The President of the United States’ overt suggestion Thursday to delay an election that polls show him losing was waved off by Massachusetts’s top elected leaders as a predictable, “bogus,” and unrealistic claim that isn’t worth the effort of getting angry over.
The early-morning tweet from President Trump claimed that with “universal” voting-by-mail — an option Massachusetts itself adopted this month — the 2020 election “will be the most INACCURATE & FRAUDULENT Election in history.”
“Delay the Election until people can properly, securely and safely vote???” Trump opined to his 84 million-plus Twitter followers.
No, said Massachusetts leaders.
“Look,” said Governor Charlie Baker, a Republican. “We’ve had elections in the midst of world wars. We’ve had elections in the midst of the Civil War. We’ve had elections many times in this country during terrible, awful circumstances.
“Elections need to happen, and there’s no reason why this one can’t happen when it’s supposed to happen,” he said, adding that passing Massachusetts’s vote-by-mail law for the 2020 elections was “the right thing to do” to protect voters’ health.
Trump’s suggestion marked an unprecedented proposal from an American president, and adds to the norm-breaking posture on which he’s built his presidency.
Trump does not have the constitutional power to make such a decision, and though the administration of elections is largely left to state and local governments, the date of the general election is spelled out in federal statutes.
Article II of the US Constitution also explicitly gives Congress authority to set the date of the election, and Senate Republican leaders immediately dismissed the idea Thursday.
There is also no evidence that mail-in voting is especially vulnerable to fraud, including within the five states — among them heavily Republican Utah — that implemented it universally prior to the pandemic.
Massachusetts Secretary of State William F. Galvin, the state’s top elections official, told the Globe he’s less concerned with Trump’s “bogus” attempts to sow doubts about the election than he is about his administration making more subtle moves to “create problems around it.”
“The question is [whether] he’s going to interfere with any of the activities with vote by mail,” the Brighton Democrat said, noting the recent elevation of a major Trump and GOP donor to postmaster general.
“He’s doing these sort of sneaky little things,” Galvin said, pointing to Trump’s efforts to reshape the Census — including by pushing to exclude undocumented immigrants from being counted or asking for extra funding to complete it “as quickly” as possible — as evidence of his attempt to reshape long-held democratic processes.
“I am more concerned about that kind of nibbling at the process than I am about an outright effort to prevent the election,” he said.
In his tweet, Trump also sought to draw a distinction between “universal” mail-in voting and absentee voting, which he said “is good” and is also a process Trump himself has used.
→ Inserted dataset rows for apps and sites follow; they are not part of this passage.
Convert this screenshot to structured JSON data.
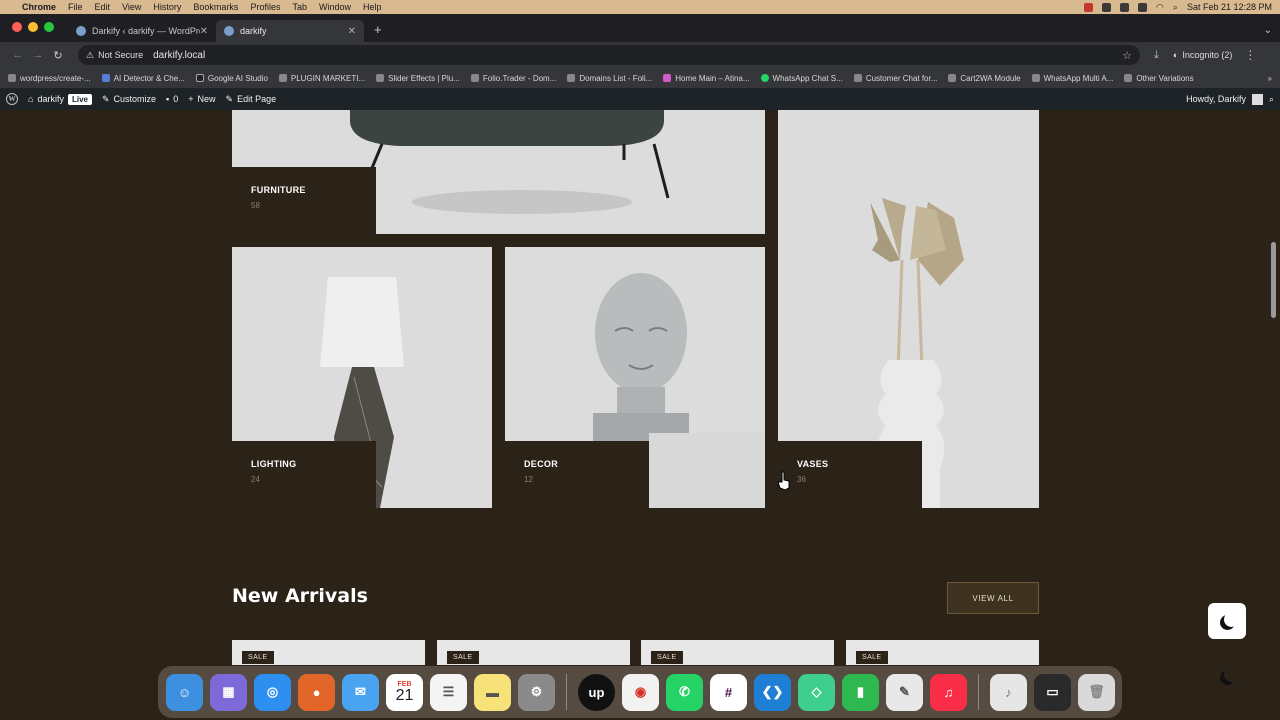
{
  "menubar": {
    "app": "Chrome",
    "items": [
      "File",
      "Edit",
      "View",
      "History",
      "Bookmarks",
      "Profiles",
      "Tab",
      "Window",
      "Help"
    ],
    "datetime": "Sat Feb 21  12:28 PM"
  },
  "tabs": [
    {
      "label": "Darkify ‹ darkify — WordPres"
    },
    {
      "label": "darkify"
    }
  ],
  "address": {
    "security": "Not Secure",
    "url": "darkify.local",
    "incognito": "Incognito (2)"
  },
  "bookmarks": [
    "wordpress/create-...",
    "AI Detector & Che...",
    "Google AI Studio",
    "PLUGIN MARKETI...",
    "Slider Effects | Plu...",
    "Folio.Trader - Dom...",
    "Domains List - Foli...",
    "Home Main – Atina...",
    "WhatsApp Chat S...",
    "Customer Chat for...",
    "Cart2WA Module",
    "WhatsApp Multi A...",
    "Other Variations"
  ],
  "wpbar": {
    "site": "darkify",
    "live": "Live",
    "customize": "Customize",
    "comments": "0",
    "new": "New",
    "edit": "Edit Page",
    "howdy": "Howdy, Darkify"
  },
  "categories": [
    {
      "name": "FURNITURE",
      "count": "58"
    },
    {
      "name": "LIGHTING",
      "count": "24"
    },
    {
      "name": "DECOR",
      "count": "12"
    },
    {
      "name": "VASES",
      "count": "36"
    }
  ],
  "new_arrivals": {
    "title": "New Arrivals",
    "view_all": "VIEW ALL",
    "badges": [
      "SALE",
      "SALE",
      "SALE",
      "SALE"
    ]
  },
  "dock": {
    "calendar_month": "FEB",
    "calendar_day": "21"
  },
  "colors": {
    "page_bg": "#2b2317",
    "card_bg": "#dcdcdc",
    "menubar_bg": "#d9b98f",
    "wp_admin_bar": "#1d2327"
  }
}
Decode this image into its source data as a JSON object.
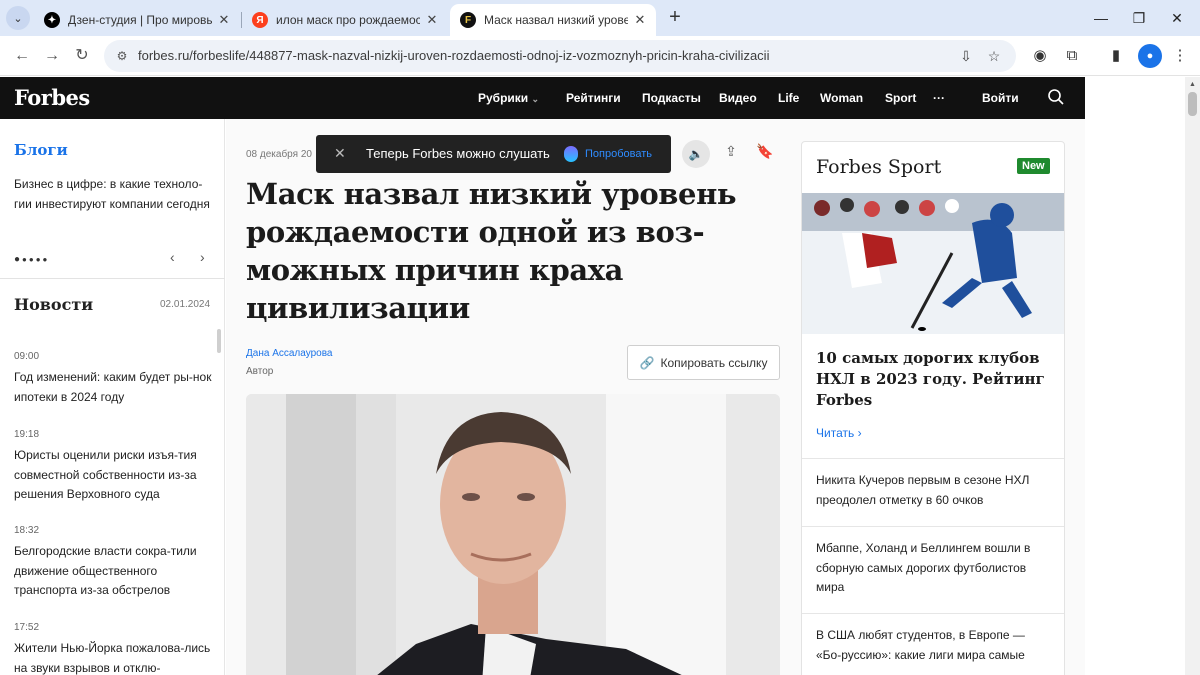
{
  "browser": {
    "tabs": [
      {
        "title": "Дзен-студия | Про мировые те",
        "favicon": "zen-icon",
        "active": false
      },
      {
        "title": "илон маск про рождаемость –",
        "favicon": "yandex-icon",
        "active": false
      },
      {
        "title": "Маск назвал низкий уровень р",
        "favicon": "forbes-icon",
        "active": true
      }
    ],
    "favicon_letters": {
      "yandex": "Я",
      "forbes": "F"
    },
    "url": "forbes.ru/forbeslife/448877-mask-nazval-nizkij-uroven-rozdaemosti-odnoj-iz-vozmoznyh-pricin-kraha-civilizacii"
  },
  "site": {
    "logo": "Forbes",
    "nav": [
      "Рубрики",
      "Рейтинги",
      "Подкасты",
      "Видео",
      "Life",
      "Woman",
      "Sport",
      "···"
    ],
    "login": "Войти"
  },
  "left": {
    "blogs_title": "Блоги",
    "blogs_text": "Бизнес в цифре: в какие техноло-гии инвестируют компании сегодня",
    "news_title": "Новости",
    "news_date": "02.01.2024",
    "news": [
      {
        "time": "09:00",
        "headline": "Год изменений: каким будет ры-нок ипотеки в 2024 году"
      },
      {
        "time": "19:18",
        "headline": "Юристы оценили риски изъя-тия совместной собственности из-за решения Верховного суда"
      },
      {
        "time": "18:32",
        "headline": "Белгородские власти сокра-тили движение общественного транспорта из-за обстрелов"
      },
      {
        "time": "17:52",
        "headline": "Жители Нью-Йорка пожалова-лись на звуки взрывов и отклю-"
      }
    ]
  },
  "article": {
    "date": "08 декабря 20",
    "toast_text": "Теперь Forbes можно слушать",
    "toast_action": "Попробовать",
    "headline": "Маск назвал низкий уровень рождаемости одной из воз-можных причин краха цивилизации",
    "author": "Дана Ассалаурова",
    "author_role": "Автор",
    "copy_link": "Копировать ссылку"
  },
  "sport": {
    "title": "Forbes Sport",
    "badge": "New",
    "headline": "10 самых дорогих клубов НХЛ в 2023 году. Рейтинг Forbes",
    "read": "Читать",
    "items": [
      "Никита Кучеров первым в сезоне НХЛ преодолел отметку в 60 очков",
      "Мбаппе, Холанд и Беллингем вошли в сборную самых дорогих футболистов мира",
      "В США любят студентов, в Европе — «Бо-руссию»: какие лиги мира самые"
    ]
  },
  "colors": {
    "accent": "#1a73e8",
    "header": "#111111",
    "badge": "#1f8a2e"
  }
}
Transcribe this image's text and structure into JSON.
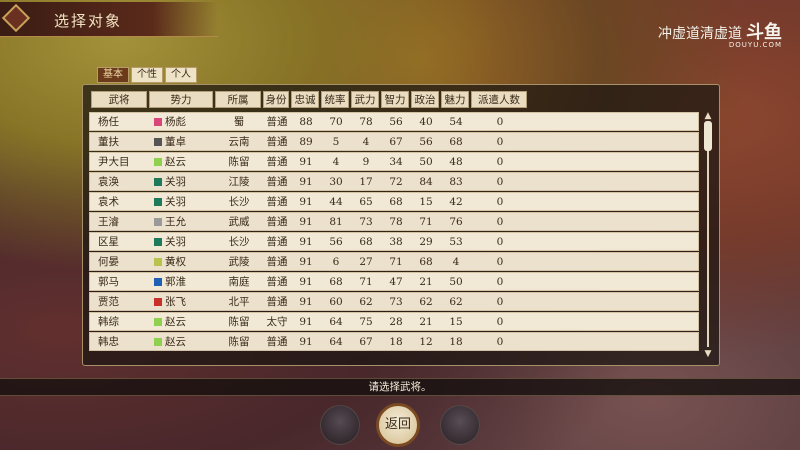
{
  "title": "选择对象",
  "watermark": {
    "main": "冲虚道清虚道",
    "logo": "斗鱼",
    "sub": "DOUYU.COM"
  },
  "tabs": [
    "基本",
    "个性",
    "个人"
  ],
  "columns": [
    "武将",
    "势力",
    "所属",
    "身份",
    "忠诚",
    "统率",
    "武力",
    "智力",
    "政治",
    "魅力",
    "派遣人数"
  ],
  "rows": [
    {
      "name": "杨任",
      "force": "杨彪",
      "force_color": "#d9477a",
      "affil": "蜀",
      "status": "普通",
      "loyalty": "88",
      "lead": "70",
      "war": "78",
      "int": "56",
      "pol": "40",
      "cha": "54",
      "dispatch": "0"
    },
    {
      "name": "董扶",
      "force": "董卓",
      "force_color": "#555555",
      "affil": "云南",
      "status": "普通",
      "loyalty": "89",
      "lead": "5",
      "war": "4",
      "int": "67",
      "pol": "56",
      "cha": "68",
      "dispatch": "0"
    },
    {
      "name": "尹大目",
      "force": "赵云",
      "force_color": "#8fd14f",
      "affil": "陈留",
      "status": "普通",
      "loyalty": "91",
      "lead": "4",
      "war": "9",
      "int": "34",
      "pol": "50",
      "cha": "48",
      "dispatch": "0"
    },
    {
      "name": "袁涣",
      "force": "关羽",
      "force_color": "#1d7a5a",
      "affil": "江陵",
      "status": "普通",
      "loyalty": "91",
      "lead": "30",
      "war": "17",
      "int": "72",
      "pol": "84",
      "cha": "83",
      "dispatch": "0"
    },
    {
      "name": "袁术",
      "force": "关羽",
      "force_color": "#1d7a5a",
      "affil": "长沙",
      "status": "普通",
      "loyalty": "91",
      "lead": "44",
      "war": "65",
      "int": "68",
      "pol": "15",
      "cha": "42",
      "dispatch": "0"
    },
    {
      "name": "王濬",
      "force": "王允",
      "force_color": "#9a9a9a",
      "affil": "武威",
      "status": "普通",
      "loyalty": "91",
      "lead": "81",
      "war": "73",
      "int": "78",
      "pol": "71",
      "cha": "76",
      "dispatch": "0"
    },
    {
      "name": "区星",
      "force": "关羽",
      "force_color": "#1d7a5a",
      "affil": "长沙",
      "status": "普通",
      "loyalty": "91",
      "lead": "56",
      "war": "68",
      "int": "38",
      "pol": "29",
      "cha": "53",
      "dispatch": "0"
    },
    {
      "name": "何晏",
      "force": "黄权",
      "force_color": "#b9c24a",
      "affil": "武陵",
      "status": "普通",
      "loyalty": "91",
      "lead": "6",
      "war": "27",
      "int": "71",
      "pol": "68",
      "cha": "4",
      "dispatch": "0"
    },
    {
      "name": "郭马",
      "force": "郭淮",
      "force_color": "#1f5fb4",
      "affil": "南庭",
      "status": "普通",
      "loyalty": "91",
      "lead": "68",
      "war": "71",
      "int": "47",
      "pol": "21",
      "cha": "50",
      "dispatch": "0"
    },
    {
      "name": "贾范",
      "force": "张飞",
      "force_color": "#c8302a",
      "affil": "北平",
      "status": "普通",
      "loyalty": "91",
      "lead": "60",
      "war": "62",
      "int": "73",
      "pol": "62",
      "cha": "62",
      "dispatch": "0"
    },
    {
      "name": "韩综",
      "force": "赵云",
      "force_color": "#8fd14f",
      "affil": "陈留",
      "status": "太守",
      "loyalty": "91",
      "lead": "64",
      "war": "75",
      "int": "28",
      "pol": "21",
      "cha": "15",
      "dispatch": "0"
    },
    {
      "name": "韩忠",
      "force": "赵云",
      "force_color": "#8fd14f",
      "affil": "陈留",
      "status": "普通",
      "loyalty": "91",
      "lead": "64",
      "war": "67",
      "int": "18",
      "pol": "12",
      "cha": "18",
      "dispatch": "0"
    }
  ],
  "status_message": "请选择武将。",
  "back_label": "返回"
}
But the expansion of voting by mail simply allows more voters to vote absentee, albeit without needing one of the previously required excuses.
“The election will be held,” Galvin said. “The things [Trump] says, there’s no point wasting energy on being outraged.”
Attorney General Maura Healey dismissed Trump’s criticisms, writing in a message on Twitter that “our elections will be safe, fair, and on time — because state [attorneys general] will fight for them.”
“We knew this was coming,” the Charlestown Democrat said of Trump’s comments. “This man clings to power.”
Christina Prignano and Jaclyn Reiss of the Globe staff contributed to this report.